- **AIM OF THE TASK**: Leave every image out, and return the rest of the data word for word.

[Entries from a dataset of interfaces]
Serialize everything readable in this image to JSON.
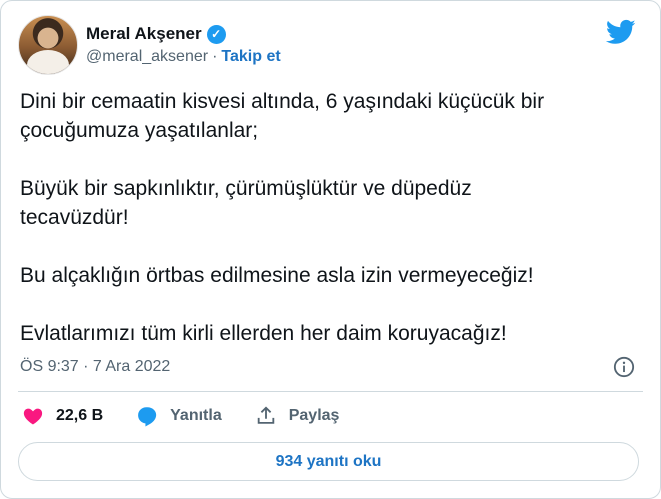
{
  "author": {
    "name": "Meral Akşener",
    "handle": "@meral_aksener",
    "separator": "·",
    "follow_label": "Takip et",
    "verified_glyph": "✓"
  },
  "tweet": {
    "text": "Dini bir cemaatin kisvesi altında, 6 yaşındaki küçücük bir\nçocuğumuza yaşatılanlar;\n\nBüyük bir sapkınlıktır, çürümüşlüktür ve düpedüz\ntecavüzdür!\n\nBu alçaklığın örtbas edilmesine asla izin vermeyeceğiz!\n\nEvlatlarımızı tüm kirli ellerden her daim koruyacağız!",
    "timestamp": "ÖS 9:37 · 7 Ara 2022"
  },
  "actions": {
    "likes": "22,6 B",
    "reply_label": "Yanıtla",
    "share_label": "Paylaş"
  },
  "replies_button": "934 yanıtı oku",
  "colors": {
    "accent": "#1d9bf0",
    "link": "#1d74c4",
    "like": "#f91880",
    "muted": "#536471",
    "border": "#cfd9de"
  },
  "icons": [
    "twitter-bird-icon",
    "verified-badge-icon",
    "info-icon",
    "heart-icon",
    "reply-bubble-icon",
    "share-icon"
  ]
}
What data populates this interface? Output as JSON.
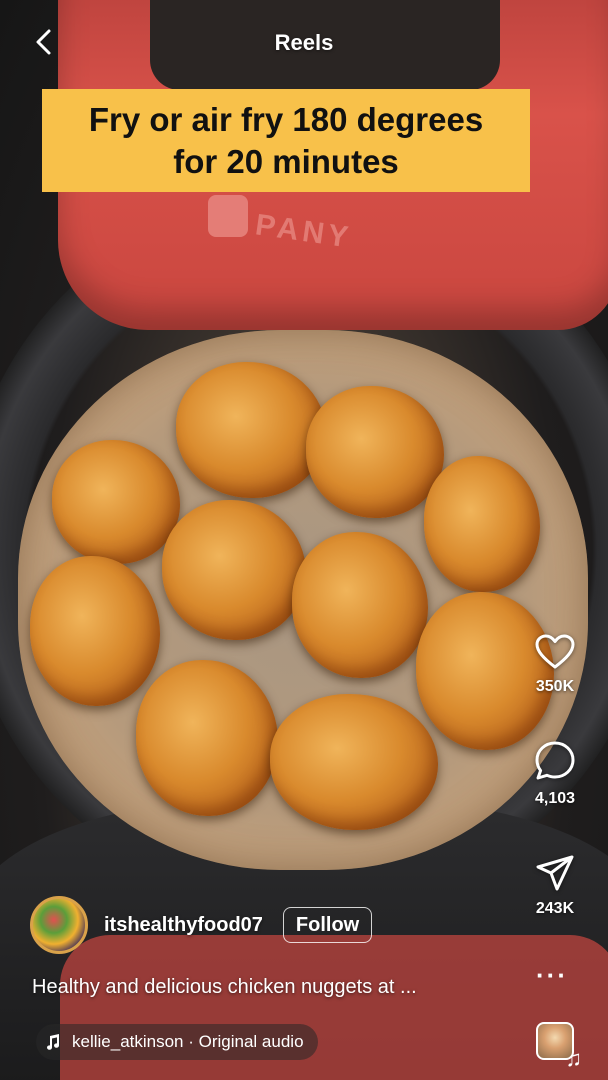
{
  "header": {
    "title": "Reels"
  },
  "video": {
    "caption": "Fry or air fry  180 degrees\nfor 20 minutes",
    "caption_color": "#f8c14a",
    "brand_text": "PANY"
  },
  "actions": {
    "likes": "350K",
    "comments": "4,103",
    "shares": "243K"
  },
  "post": {
    "username": "itshealthyfood07",
    "follow_label": "Follow",
    "description": "Healthy and delicious chicken nuggets at ...",
    "audio_author": "kellie_atkinson",
    "audio_separator": " · ",
    "audio_title": "Original audio"
  },
  "icons": [
    "back-icon",
    "heart-icon",
    "comment-icon",
    "share-icon",
    "more-icon",
    "music-note-icon"
  ]
}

- **WRITTEN SOLUTION**:
Serialize everything readable in this image to JSON.
{
  "author": {
    "name": "Meral Akşener",
    "handle": "@meral_aksener",
    "separator": "·",
    "follow_label": "Takip et",
    "verified_glyph": "✓"
  },
  "tweet": {
    "text": "Dini bir cemaatin kisvesi altında, 6 yaşındaki küçücük bir\nçocuğumuza yaşatılanlar;\n\nBüyük bir sapkınlıktır, çürümüşlüktür ve düpedüz\ntecavüzdür!\n\nBu alçaklığın örtbas edilmesine asla izin vermeyeceğiz!\n\nEvlatlarımızı tüm kirli ellerden her daim koruyacağız!",
    "timestamp": "ÖS 9:37 · 7 Ara 2022"
  },
  "actions": {
    "likes": "22,6 B",
    "reply_label": "Yanıtla",
    "share_label": "Paylaş"
  },
  "replies_button": "934 yanıtı oku",
  "colors": {
    "accent": "#1d9bf0",
    "link": "#1d74c4",
    "like": "#f91880",
    "muted": "#536471",
    "border": "#cfd9de"
  },
  "icons": [
    "twitter-bird-icon",
    "verified-badge-icon",
    "info-icon",
    "heart-icon",
    "reply-bubble-icon",
    "share-icon"
  ]
}
What data populates this interface? Output as JSON.
{
  "header": {
    "title": "Reels"
  },
  "video": {
    "caption": "Fry or air fry  180 degrees\nfor 20 minutes",
    "caption_color": "#f8c14a",
    "brand_text": "PANY"
  },
  "actions": {
    "likes": "350K",
    "comments": "4,103",
    "shares": "243K"
  },
  "post": {
    "username": "itshealthyfood07",
    "follow_label": "Follow",
    "description": "Healthy and delicious chicken nuggets at ...",
    "audio_author": "kellie_atkinson",
    "audio_separator": " · ",
    "audio_title": "Original audio"
  },
  "icons": [
    "back-icon",
    "heart-icon",
    "comment-icon",
    "share-icon",
    "more-icon",
    "music-note-icon"
  ]
}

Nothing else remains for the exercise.